for payment of back taxes without interest or penalties. It sets up a
framework of advance notification for health and weights and measures
inspections by local governments, which were previously ruled out by the
nation's assertion of sovereign status on its properties.

The compact also specifies that it will not apply to any land put into
trust for the Oneidas by the federal government, the process recommended by
the Sherrill decision for reestablishing tribal sovereignty on reacquired
parcels of the former reservation.

The pending land-into-trust applications give the Oneida Nation a powerful
incentive to settle tax issues. The Interior Department informed it earlier
this summer that it could not grant trust status to land encumbered by tax
liens.

In announcing the compact jointly with Sherrill, Oneida Nation
Representative Ray Halbritter said, "The Oneida Nation is gratified to
resolve all disputes with the city of Sherrill and hopes to be able to do
the same with all of its neighbors."

The Oneida Nation also allayed a conflict with most neighboring school
districts by paying their recently delivered tax bills. Emery explained
that the school district bills were now due, but that county taxes were not
yet assessed. He said that payments had come out of the Nation's Silver
Covenant fund, which had provided voluntary contributions to local schools
and governments.

Since it began in 1996, the Silver Covenant fund paid more than $8 million
in grants to seven school districts and four local governments. "The Nation
didn't receive credit" for these payments as tax payments in the past, said
Emery, "so this time when the Nation made payments from the Silver Covenant
fund, it sent them out with the tax bills."

Other than noting that the fund had been used for tax payments, he left
unclear the future of the voluntary program.

He also said that the payment to the joint Vernon-Verona-Sherrill school
district was handled differently than others because that district included
the nation's Turning Stone Resort and Casino. He said the nation paid only
on the value of the land, not developments. He said that valuation of
Turning Stone was a separate legal issue, now in litigation. Although
Verona has made an initial assessment of $378 million, the nation maintains
that the casino resort has no commercial value because it cannot be
transferred to any other owner.

The two counties have estimated that their tax claims will total around $8
million. Emery said the Oneidas couldn't say what amount they would offer
in the compacts because they had not yet received tax bills from the
counties. The counties' property tax bills go out around the end of
December, he said.

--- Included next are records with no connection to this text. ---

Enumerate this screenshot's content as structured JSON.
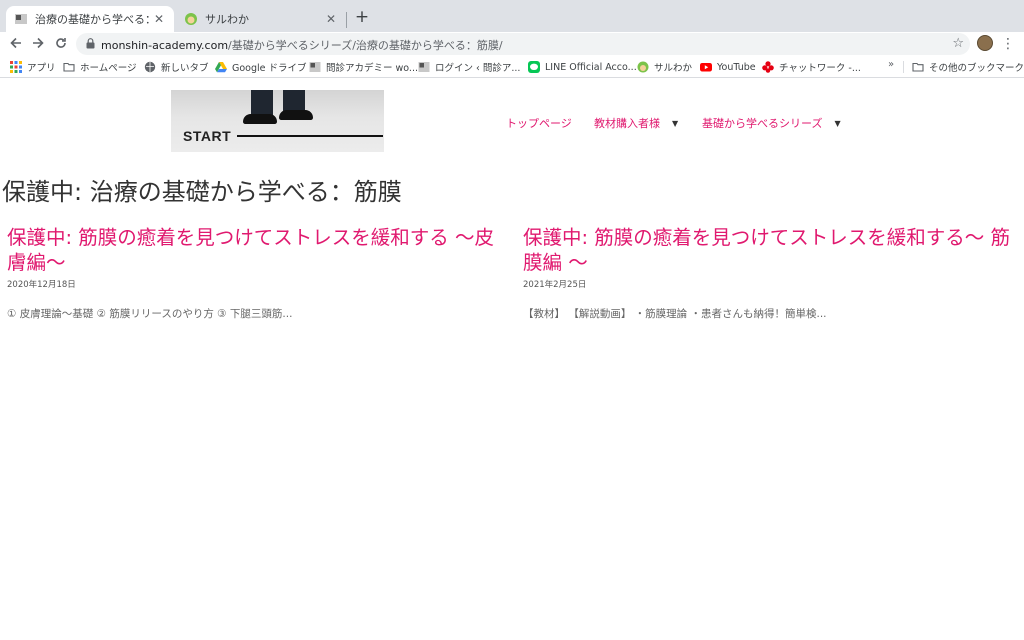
{
  "browser": {
    "tabs": [
      {
        "title": "治療の基礎から学べる：筋膜 – 問",
        "active": true
      },
      {
        "title": "サルわか",
        "active": false
      }
    ],
    "close_glyph": "✕",
    "new_tab_glyph": "+",
    "url": {
      "domain": "monshin-academy.com",
      "path": "/基礎から学べるシリーズ/治療の基礎から学べる：筋膜/"
    },
    "bookmarks": [
      {
        "label": "アプリ",
        "icon": "apps-grid-icon"
      },
      {
        "label": "ホームページ",
        "icon": "folder-icon"
      },
      {
        "label": "新しいタブ",
        "icon": "globe-icon"
      },
      {
        "label": "Google ドライブ",
        "icon": "google-drive-icon"
      },
      {
        "label": "問診アカデミー wo...",
        "icon": "site-favicon"
      },
      {
        "label": "ログイン ‹ 問診ア...",
        "icon": "site-favicon"
      },
      {
        "label": "LINE Official Acco...",
        "icon": "line-icon"
      },
      {
        "label": "サルわか",
        "icon": "monkey-icon"
      },
      {
        "label": "YouTube",
        "icon": "youtube-icon"
      },
      {
        "label": "チャットワーク -...",
        "icon": "chatwork-icon"
      }
    ],
    "bookmarks_more": "»",
    "other_bookmarks": "その他のブックマーク"
  },
  "site": {
    "hero_text": "START",
    "nav": [
      {
        "label": "トップページ",
        "has_dropdown": false
      },
      {
        "label": "教材購入者様",
        "has_dropdown": true
      },
      {
        "label": "基礎から学べるシリーズ",
        "has_dropdown": true
      }
    ],
    "caret": "▼",
    "page_title": "保護中: 治療の基礎から学べる：筋膜",
    "posts": [
      {
        "title": "保護中: 筋膜の癒着を見つけてストレスを緩和する 〜皮膚編〜",
        "date": "2020年12月18日",
        "excerpt": "① 皮膚理論〜基礎 ② 筋膜リリースのやり方 ③ 下腿三頭筋..."
      },
      {
        "title": "保護中: 筋膜の癒着を見つけてストレスを緩和する〜 筋膜編 〜",
        "date": "2021年2月25日",
        "excerpt": "【教材】 【解説動画】 ・筋膜理論 ・患者さんも納得！簡単検..."
      }
    ]
  },
  "colors": {
    "accent": "#e0196f",
    "title_text": "#333333",
    "tabstrip_bg": "#dee1e6"
  }
}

Hurd's decision seemed to surprise county officials because he had recently
ruled against the Cayuga Nation in a separate case. Citing the Sherrill
case, he allowed local officials in Cayuga territory to order the closing
of two small Class II gaming operations the Cayugas had opened.